“We’re seeing some all-time highs in terms of total user time,” he said. “We passed eight billion user minutes per day, which is a lot of user minutes. So usage is up, growth is good. The site works, mostly.”

Data reported by Vox tells a different story, one in which Twitter’s overall traffic has been dropping with eight per cent fewer visitors in March 2023 than there were in March 2022. Similar year-on-year declines were seen in January and February.

By Musk’s own generous estimates, Twitter is now worth less than half what he paid. As a company, Twitter Inc “no longer exists”, according to court documents filed two weeks ago, and has instead “been merged into X Corp”.

A changing social media landscape

While Musk is trying to pull Twitter up from the nosedive he pushed it into, rival platforms have pounced.

Newsletter publishing platform Substack announced its Twitter lookalike Notes at the start of this month. Twitter retaliated by banning links to Substack.

This was also how Musk’s company responded to people fleeing his platform in the self-proclaimed free speech absolutist’s early days – outright banning links to Facebook, Instagram, and decentralised Twitter clone Mastodon.

Speaking with The Verge recently, Mastodon’s CEO Eugen Rochko said he started working on that platform in 2016 with a sense that the times were changing, recognising that “social media websites come and go”.

“They die. Even if they stay around, like MySpace did, nobody’s talking about MySpace like it’s a relevant thing anymore,” Rochko said.

“There are plenty more that have literally disappeared, like App.net, Google Plus, Friendster, or whatever. It is a graveyard, and I never believed that Twitter would be completely immune to that.”

Mastodon is built on ActivityPub, a social media standard recommended by the World Wide Web Consortium (W3C).

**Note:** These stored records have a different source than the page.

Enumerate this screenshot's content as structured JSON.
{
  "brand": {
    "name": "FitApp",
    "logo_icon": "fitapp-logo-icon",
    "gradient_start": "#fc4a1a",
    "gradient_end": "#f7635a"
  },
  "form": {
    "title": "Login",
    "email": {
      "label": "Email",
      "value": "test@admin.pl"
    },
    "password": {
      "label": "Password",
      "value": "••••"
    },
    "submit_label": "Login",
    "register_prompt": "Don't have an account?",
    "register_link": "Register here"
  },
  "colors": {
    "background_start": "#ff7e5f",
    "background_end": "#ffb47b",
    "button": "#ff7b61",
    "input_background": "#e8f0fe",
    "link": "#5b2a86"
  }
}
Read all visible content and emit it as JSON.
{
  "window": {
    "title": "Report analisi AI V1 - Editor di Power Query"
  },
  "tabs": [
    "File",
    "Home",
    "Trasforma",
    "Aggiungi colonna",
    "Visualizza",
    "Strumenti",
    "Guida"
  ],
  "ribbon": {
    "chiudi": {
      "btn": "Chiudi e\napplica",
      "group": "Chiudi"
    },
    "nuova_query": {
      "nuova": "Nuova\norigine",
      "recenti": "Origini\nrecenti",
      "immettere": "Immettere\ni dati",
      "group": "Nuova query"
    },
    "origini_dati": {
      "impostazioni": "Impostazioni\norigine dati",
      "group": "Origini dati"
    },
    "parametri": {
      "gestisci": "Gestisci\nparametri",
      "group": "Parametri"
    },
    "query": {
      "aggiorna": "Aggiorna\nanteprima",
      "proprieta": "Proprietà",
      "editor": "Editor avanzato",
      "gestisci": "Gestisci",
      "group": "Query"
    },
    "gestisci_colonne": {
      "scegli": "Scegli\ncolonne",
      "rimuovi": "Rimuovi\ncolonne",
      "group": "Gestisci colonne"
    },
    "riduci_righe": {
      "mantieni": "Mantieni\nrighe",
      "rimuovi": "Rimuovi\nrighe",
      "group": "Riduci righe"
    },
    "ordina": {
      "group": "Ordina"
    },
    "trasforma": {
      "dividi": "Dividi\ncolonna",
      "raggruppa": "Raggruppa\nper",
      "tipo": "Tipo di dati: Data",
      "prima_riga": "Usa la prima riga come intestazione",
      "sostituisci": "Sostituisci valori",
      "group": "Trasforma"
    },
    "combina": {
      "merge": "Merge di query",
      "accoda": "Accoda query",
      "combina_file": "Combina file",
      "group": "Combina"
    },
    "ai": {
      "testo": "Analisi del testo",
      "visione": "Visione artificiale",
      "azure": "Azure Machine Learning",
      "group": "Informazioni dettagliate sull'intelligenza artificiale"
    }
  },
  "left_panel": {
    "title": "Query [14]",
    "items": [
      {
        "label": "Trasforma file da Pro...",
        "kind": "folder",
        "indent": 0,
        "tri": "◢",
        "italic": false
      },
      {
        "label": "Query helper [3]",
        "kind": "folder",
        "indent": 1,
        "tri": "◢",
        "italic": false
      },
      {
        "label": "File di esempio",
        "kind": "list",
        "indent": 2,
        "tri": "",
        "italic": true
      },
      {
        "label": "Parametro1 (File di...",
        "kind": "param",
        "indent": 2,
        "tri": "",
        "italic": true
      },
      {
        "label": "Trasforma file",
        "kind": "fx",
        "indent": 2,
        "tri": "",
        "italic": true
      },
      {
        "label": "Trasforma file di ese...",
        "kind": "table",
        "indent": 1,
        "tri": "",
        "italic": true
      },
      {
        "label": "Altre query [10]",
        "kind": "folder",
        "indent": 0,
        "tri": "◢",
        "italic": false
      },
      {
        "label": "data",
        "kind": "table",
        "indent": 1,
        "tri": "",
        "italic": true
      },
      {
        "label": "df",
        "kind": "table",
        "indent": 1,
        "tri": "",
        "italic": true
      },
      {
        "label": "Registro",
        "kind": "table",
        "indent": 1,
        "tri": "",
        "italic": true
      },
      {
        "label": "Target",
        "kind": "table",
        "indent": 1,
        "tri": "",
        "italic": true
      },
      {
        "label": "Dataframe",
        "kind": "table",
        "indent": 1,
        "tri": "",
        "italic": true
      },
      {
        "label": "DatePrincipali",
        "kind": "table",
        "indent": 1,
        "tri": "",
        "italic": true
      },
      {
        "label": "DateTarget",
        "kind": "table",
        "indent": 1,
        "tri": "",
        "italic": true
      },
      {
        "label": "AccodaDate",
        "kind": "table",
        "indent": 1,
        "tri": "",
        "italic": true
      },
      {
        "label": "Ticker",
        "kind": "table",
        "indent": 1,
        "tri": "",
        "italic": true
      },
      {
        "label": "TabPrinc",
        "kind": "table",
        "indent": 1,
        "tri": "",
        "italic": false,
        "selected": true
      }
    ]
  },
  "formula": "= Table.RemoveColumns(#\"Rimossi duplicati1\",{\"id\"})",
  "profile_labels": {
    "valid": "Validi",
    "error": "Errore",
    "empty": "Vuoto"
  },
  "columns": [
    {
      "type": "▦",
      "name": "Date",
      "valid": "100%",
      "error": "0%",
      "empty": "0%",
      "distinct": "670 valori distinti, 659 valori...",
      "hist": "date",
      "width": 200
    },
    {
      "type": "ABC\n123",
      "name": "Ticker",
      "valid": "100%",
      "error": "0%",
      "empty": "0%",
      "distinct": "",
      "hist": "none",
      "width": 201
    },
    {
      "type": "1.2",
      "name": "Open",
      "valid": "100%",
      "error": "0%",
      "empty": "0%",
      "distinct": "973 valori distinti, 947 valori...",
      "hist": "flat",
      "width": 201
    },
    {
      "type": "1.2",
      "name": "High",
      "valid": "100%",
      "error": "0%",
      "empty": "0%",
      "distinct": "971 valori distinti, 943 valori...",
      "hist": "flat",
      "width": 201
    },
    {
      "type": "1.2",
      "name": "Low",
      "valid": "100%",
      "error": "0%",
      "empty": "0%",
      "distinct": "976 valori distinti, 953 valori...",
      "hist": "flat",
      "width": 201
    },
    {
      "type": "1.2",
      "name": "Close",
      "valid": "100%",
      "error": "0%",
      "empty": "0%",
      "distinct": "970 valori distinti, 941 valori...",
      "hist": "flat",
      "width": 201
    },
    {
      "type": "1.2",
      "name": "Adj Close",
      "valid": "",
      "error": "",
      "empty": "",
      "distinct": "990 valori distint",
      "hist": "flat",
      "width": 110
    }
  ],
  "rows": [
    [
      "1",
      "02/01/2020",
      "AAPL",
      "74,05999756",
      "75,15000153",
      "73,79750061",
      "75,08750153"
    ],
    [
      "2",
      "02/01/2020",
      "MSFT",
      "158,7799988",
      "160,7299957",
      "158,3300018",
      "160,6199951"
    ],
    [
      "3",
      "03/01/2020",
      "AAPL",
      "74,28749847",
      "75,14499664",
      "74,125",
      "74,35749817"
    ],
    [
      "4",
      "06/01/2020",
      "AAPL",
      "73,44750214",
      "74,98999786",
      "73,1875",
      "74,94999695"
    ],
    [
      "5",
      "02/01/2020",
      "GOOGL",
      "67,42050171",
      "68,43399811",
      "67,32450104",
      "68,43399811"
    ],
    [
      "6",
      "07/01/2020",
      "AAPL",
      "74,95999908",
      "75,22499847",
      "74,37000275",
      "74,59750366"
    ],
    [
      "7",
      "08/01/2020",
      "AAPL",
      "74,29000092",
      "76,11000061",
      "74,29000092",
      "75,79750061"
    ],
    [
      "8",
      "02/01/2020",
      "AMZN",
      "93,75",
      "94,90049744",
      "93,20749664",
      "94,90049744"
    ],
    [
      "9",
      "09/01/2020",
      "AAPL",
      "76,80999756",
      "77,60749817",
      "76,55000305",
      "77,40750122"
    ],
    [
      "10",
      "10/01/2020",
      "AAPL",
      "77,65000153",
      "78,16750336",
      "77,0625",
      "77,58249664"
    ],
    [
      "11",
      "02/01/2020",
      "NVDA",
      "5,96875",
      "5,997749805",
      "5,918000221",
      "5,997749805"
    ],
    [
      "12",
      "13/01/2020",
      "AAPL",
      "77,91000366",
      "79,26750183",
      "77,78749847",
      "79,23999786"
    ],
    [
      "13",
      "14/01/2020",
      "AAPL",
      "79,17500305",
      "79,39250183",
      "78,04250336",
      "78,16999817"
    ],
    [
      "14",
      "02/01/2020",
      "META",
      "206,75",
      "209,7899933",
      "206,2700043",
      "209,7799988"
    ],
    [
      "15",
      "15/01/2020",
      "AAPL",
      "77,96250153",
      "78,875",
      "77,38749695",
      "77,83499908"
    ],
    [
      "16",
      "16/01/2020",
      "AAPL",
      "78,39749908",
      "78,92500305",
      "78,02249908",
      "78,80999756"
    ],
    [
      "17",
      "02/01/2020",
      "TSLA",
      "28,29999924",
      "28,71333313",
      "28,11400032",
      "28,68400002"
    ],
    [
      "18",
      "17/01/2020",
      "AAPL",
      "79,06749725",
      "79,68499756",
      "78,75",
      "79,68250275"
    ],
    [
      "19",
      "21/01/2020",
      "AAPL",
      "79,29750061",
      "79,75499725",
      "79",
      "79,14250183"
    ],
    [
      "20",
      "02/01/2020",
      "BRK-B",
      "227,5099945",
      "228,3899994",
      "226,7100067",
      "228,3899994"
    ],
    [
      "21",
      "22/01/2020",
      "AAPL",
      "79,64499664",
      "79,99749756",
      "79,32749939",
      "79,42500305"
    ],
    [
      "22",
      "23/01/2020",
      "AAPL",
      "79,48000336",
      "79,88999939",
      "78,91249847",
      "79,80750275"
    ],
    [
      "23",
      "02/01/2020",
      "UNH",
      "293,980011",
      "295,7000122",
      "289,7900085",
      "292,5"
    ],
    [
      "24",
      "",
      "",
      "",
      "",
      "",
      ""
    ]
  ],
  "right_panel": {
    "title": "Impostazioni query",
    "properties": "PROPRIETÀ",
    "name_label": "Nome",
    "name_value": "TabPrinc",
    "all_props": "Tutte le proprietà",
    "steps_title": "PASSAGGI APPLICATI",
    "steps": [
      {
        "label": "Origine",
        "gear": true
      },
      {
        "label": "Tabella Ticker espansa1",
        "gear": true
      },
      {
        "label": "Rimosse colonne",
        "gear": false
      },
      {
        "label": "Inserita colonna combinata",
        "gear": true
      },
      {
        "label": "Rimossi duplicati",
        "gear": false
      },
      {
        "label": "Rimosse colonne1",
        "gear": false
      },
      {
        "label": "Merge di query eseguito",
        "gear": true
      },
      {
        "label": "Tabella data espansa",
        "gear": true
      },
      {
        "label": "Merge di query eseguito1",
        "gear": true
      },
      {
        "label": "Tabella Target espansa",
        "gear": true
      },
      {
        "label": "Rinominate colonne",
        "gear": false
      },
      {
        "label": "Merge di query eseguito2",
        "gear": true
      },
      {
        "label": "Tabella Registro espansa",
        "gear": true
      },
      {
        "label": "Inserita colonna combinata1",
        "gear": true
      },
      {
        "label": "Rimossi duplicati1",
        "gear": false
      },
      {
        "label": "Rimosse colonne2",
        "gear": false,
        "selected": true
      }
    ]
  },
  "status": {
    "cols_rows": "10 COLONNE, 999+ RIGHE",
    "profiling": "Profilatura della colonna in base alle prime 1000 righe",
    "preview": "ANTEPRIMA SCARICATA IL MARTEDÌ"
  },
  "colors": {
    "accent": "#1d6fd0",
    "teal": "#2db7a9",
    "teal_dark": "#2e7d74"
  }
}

Blogging site Tumblr has said it will add support for ActivityPub and Facebook parent company Meta has said it is “exploring a standalone decentralised social network for sharing text updates” that is rumoured to be interoperable with ActivityPub.

Twitter co-founder Jack Dorsey is likewise working on a decentralised Twitter-like protocol called Bluesky which, much like ActivityPub, is intended as an open source social media standard.

These efforts toward interoperability standards will likely be looked upon favourably by regulators in the EU where its Digital Markets Act will require large messaging services like Whatsapp, Facebook Messenger, and Apple’s iMessage to interact with one another and other interoperability between social networks “will be assessed in the future”.

While its rivals look to the interoperable future of social media, Twitter has been busy changing its logo to a Shiba Inu – the face of cryptocurrency Dogecoin – and back again. It was a change that seemed perfect for April Fool’s day, if it hadn’t happened three days late.

Information Age emailed Twitter’s press team for comment but received only an automated smiling poo emoji.